On a more abstract level, Nathoo highly values the ability to meet someone without any preconceived notions that one would otherwise glean through social media. “It gives me more reason to get to know a person,” said Nathoo. In a social climate where we far too often find ourselves forming caricatured impressions of others based on their online presence, seeing a fresh face without all that baggage is but a much needed respite.
“Crazy difficult” to be social media free
The fear of missing out is definitely a motif that recurs over the course of the conversations with the trio. The inability to keep up with the happenings of campus and missing out on social and academic opportunities are but a few of the urgent concerns that come with being social media free.
Yet these concerns are circumvented rather neatly by each in their own ways. Nathoo’s minimalist Facebook account allows him to keep updated with campus life. Tatarynowicz on the other hand, relies on her friends’ word-of-mouth to convey key information and updates that she’d need but admits it’s “crazy difficult”.
Yeo however, seems to find this a non-issue; the alternative forms of publicity on campus such as the lift posters are enough for her to get through her day with no problem.
When probed about the possibility of ever establishing a more concrete online presence— making a Facebook or Instagram account, each of them responded differently.
Tatarynowicz remained staunchly guarded against the perils of Facebook. Her fears of having her reputation jeopardised by a wrongly tagged photo remains the main obstacle to her making any foray into Facebook again in the future.
Nathoo and Yeo, on the other hand, are content with various degrees of social media engagement. Nathoo’s current minimalist Facebook account is to him, perhaps, the right balance of social media usage and abstinence. Yeo, on the other hand, said that due to the widespread usage of Facebook in the facilitation of campus life, she is — like Nathoo — considering creating a Facebook account to merely keep abreast with the happenings on campus.
“No need to explain her life to people she doesn’t know”
Though easily confused as people who are strange, anti-social or distant, those that The Octant interviewed seem to have clearly mapped out their social spaces and identity with more clarity than most others could conceivably have.
Though many view social media as an important extension in representing ourselves, Yeo believes that she “doesn’t need to explain [her] life to people [she] doesn’t know.” To her, maintaining an online presence is irrelevant and perfunctory at best.
It could also be said that they may indeed lead more genuine and fulfilling lives, without the need to, as Nathoo notes, “embellish” their lives to be more than what they are.

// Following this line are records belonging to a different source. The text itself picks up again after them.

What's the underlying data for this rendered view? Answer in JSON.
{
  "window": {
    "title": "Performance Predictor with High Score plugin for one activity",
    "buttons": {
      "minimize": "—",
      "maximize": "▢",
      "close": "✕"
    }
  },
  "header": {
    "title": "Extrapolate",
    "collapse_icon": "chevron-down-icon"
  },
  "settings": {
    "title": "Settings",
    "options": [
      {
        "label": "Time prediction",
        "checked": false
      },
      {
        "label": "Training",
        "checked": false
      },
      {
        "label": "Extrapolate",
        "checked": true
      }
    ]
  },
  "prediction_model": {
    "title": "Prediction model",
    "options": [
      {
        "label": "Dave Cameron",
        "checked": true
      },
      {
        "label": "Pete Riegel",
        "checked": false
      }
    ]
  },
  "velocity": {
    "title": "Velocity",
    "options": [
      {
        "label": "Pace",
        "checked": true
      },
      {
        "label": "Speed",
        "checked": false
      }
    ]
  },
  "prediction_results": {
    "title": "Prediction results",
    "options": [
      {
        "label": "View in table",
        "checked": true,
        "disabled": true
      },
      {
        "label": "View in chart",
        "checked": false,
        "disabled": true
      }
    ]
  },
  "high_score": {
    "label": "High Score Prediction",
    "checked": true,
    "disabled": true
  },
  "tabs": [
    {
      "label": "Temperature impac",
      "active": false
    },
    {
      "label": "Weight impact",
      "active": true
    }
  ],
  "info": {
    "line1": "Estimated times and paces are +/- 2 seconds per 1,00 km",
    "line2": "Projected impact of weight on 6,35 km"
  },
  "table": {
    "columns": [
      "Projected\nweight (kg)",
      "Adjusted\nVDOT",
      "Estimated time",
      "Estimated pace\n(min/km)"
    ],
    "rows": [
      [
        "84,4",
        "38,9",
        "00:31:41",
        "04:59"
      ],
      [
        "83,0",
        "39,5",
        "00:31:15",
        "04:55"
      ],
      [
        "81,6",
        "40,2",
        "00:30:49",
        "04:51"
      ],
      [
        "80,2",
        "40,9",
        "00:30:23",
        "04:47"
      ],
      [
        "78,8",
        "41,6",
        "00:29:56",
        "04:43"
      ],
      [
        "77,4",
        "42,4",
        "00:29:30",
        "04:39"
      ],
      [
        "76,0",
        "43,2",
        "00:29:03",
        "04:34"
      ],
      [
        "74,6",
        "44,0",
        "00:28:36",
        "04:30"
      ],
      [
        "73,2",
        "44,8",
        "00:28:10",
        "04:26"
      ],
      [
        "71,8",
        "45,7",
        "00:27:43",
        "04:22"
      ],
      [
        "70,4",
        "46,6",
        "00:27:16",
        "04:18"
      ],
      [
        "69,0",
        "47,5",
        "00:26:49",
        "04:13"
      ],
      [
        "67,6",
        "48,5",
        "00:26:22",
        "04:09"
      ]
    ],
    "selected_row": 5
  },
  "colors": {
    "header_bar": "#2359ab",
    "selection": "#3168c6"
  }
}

Neither are they necessarily introverts, as Tatarynowicz highlights. There are actually a lot of people on campus that she would like to know and hold conversations with during her time on campus. Not being part of the social media landscape doesn’t equate to a disinterest in making new friends.
She doesn’t need social media for the extra help.